* _Aim of the exercise_
Return every record exactly as written.

* _Supplied data_
:::

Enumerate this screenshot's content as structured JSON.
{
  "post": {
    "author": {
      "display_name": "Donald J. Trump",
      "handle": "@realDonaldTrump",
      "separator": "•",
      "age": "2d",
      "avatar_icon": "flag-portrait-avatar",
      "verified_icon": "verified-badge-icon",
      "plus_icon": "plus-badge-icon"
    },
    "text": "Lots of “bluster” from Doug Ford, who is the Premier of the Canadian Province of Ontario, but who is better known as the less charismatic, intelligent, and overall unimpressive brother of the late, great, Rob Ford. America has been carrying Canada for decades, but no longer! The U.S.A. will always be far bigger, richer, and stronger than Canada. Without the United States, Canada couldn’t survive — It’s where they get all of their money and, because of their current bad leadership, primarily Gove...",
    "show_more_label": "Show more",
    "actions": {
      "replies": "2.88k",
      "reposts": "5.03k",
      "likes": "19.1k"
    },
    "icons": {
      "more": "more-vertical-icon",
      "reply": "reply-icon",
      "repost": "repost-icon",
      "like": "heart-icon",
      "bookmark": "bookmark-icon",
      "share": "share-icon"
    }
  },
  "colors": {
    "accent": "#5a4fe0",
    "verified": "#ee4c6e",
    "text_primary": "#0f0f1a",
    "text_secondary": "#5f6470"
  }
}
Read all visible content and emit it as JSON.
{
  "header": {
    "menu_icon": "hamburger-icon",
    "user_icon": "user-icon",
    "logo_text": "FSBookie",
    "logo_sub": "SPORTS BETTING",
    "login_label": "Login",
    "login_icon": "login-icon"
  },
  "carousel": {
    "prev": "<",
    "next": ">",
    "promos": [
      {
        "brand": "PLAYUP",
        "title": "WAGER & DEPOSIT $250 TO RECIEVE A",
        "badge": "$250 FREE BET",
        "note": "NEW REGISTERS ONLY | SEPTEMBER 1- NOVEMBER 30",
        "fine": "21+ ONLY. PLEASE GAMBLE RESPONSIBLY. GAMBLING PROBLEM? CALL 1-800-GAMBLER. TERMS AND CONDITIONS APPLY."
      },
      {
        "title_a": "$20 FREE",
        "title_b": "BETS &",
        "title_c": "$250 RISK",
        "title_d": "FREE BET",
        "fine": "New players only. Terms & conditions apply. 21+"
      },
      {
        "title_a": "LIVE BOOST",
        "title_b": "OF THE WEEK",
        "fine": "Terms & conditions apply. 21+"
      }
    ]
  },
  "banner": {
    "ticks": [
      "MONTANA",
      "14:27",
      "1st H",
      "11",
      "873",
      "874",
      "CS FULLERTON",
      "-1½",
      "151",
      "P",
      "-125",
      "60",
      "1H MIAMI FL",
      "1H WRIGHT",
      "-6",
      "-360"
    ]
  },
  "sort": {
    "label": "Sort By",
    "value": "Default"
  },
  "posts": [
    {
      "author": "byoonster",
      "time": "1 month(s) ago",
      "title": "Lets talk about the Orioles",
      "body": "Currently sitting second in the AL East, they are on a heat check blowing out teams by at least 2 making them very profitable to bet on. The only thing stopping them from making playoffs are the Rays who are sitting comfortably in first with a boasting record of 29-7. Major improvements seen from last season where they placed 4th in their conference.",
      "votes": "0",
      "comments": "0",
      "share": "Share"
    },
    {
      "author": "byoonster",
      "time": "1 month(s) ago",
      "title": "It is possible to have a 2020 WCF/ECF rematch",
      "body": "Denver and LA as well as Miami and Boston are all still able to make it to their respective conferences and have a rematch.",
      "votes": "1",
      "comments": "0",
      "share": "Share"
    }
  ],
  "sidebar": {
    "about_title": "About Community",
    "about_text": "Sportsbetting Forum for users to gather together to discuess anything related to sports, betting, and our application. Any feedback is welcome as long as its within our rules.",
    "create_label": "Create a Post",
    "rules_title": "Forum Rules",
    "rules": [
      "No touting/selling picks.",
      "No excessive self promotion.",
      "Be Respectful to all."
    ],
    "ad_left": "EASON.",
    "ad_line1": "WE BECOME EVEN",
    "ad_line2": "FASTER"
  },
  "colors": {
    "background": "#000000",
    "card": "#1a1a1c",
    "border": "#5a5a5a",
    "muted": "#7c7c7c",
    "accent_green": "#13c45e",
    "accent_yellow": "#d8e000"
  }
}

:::

* _Answer section_
Enumerate this screenshot's content as structured JSON.
{
  "post": {
    "author": {
      "display_name": "Donald J. Trump",
      "handle": "@realDonaldTrump",
      "separator": "•",
      "age": "2d",
      "avatar_icon": "flag-portrait-avatar",
      "verified_icon": "verified-badge-icon",
      "plus_icon": "plus-badge-icon"
    },
    "text": "Lots of “bluster” from Doug Ford, who is the Premier of the Canadian Province of Ontario, but who is better known as the less charismatic, intelligent, and overall unimpressive brother of the late, great, Rob Ford. America has been carrying Canada for decades, but no longer! The U.S.A. will always be far bigger, richer, and stronger than Canada. Without the United States, Canada couldn’t survive — It’s where they get all of their money and, because of their current bad leadership, primarily Gove...",
    "show_more_label": "Show more",
    "actions": {
      "replies": "2.88k",
      "reposts": "5.03k",
      "likes": "19.1k"
    },
    "icons": {
      "more": "more-vertical-icon",
      "reply": "reply-icon",
      "repost": "repost-icon",
      "like": "heart-icon",
      "bookmark": "bookmark-icon",
      "share": "share-icon"
    }
  },
  "colors": {
    "accent": "#5a4fe0",
    "verified": "#ee4c6e",
    "text_primary": "#0f0f1a",
    "text_secondary": "#5f6470"
  }
}
Read all visible content and emit it as JSON.
{
  "header": {
    "menu_icon": "hamburger-icon",
    "user_icon": "user-icon",
    "logo_text": "FSBookie",
    "logo_sub": "SPORTS BETTING",
    "login_label": "Login",
    "login_icon": "login-icon"
  },
  "carousel": {
    "prev": "<",
    "next": ">",
    "promos": [
      {
        "brand": "PLAYUP",
        "title": "WAGER & DEPOSIT $250 TO RECIEVE A",
        "badge": "$250 FREE BET",
        "note": "NEW REGISTERS ONLY | SEPTEMBER 1- NOVEMBER 30",
        "fine": "21+ ONLY. PLEASE GAMBLE RESPONSIBLY. GAMBLING PROBLEM? CALL 1-800-GAMBLER. TERMS AND CONDITIONS APPLY."
      },
      {
        "title_a": "$20 FREE",
        "title_b": "BETS &",
        "title_c": "$250 RISK",
        "title_d": "FREE BET",
        "fine": "New players only. Terms & conditions apply. 21+"
      },
      {
        "title_a": "LIVE BOOST",
        "title_b": "OF THE WEEK",
        "fine": "Terms & conditions apply. 21+"
      }
    ]
  },
  "banner": {
    "ticks": [
      "MONTANA",
      "14:27",
      "1st H",
      "11",
      "873",
      "874",
      "CS FULLERTON",
      "-1½",
      "151",
      "P",
      "-125",
      "60",
      "1H MIAMI FL",
      "1H WRIGHT",
      "-6",
      "-360"
    ]
  },
  "sort": {
    "label": "Sort By",
    "value": "Default"
  },
  "posts": [
    {
      "author": "byoonster",
      "time": "1 month(s) ago",
      "title": "Lets talk about the Orioles",
      "body": "Currently sitting second in the AL East, they are on a heat check blowing out teams by at least 2 making them very profitable to bet on. The only thing stopping them from making playoffs are the Rays who are sitting comfortably in first with a boasting record of 29-7. Major improvements seen from last season where they placed 4th in their conference.",
      "votes": "0",
      "comments": "0",
      "share": "Share"
    },
    {
      "author": "byoonster",
      "time": "1 month(s) ago",
      "title": "It is possible to have a 2020 WCF/ECF rematch",
      "body": "Denver and LA as well as Miami and Boston are all still able to make it to their respective conferences and have a rematch.",
      "votes": "1",
      "comments": "0",
      "share": "Share"
    }
  ],
  "sidebar": {
    "about_title": "About Community",
    "about_text": "Sportsbetting Forum for users to gather together to discuess anything related to sports, betting, and our application. Any feedback is welcome as long as its within our rules.",
    "create_label": "Create a Post",
    "rules_title": "Forum Rules",
    "rules": [
      "No touting/selling picks.",
      "No excessive self promotion.",
      "Be Respectful to all."
    ],
    "ad_left": "EASON.",
    "ad_line1": "WE BECOME EVEN",
    "ad_line2": "FASTER"
  },
  "colors": {
    "background": "#000000",
    "card": "#1a1a1c",
    "border": "#5a5a5a",
    "muted": "#7c7c7c",
    "accent_green": "#13c45e",
    "accent_yellow": "#d8e000"
  }
}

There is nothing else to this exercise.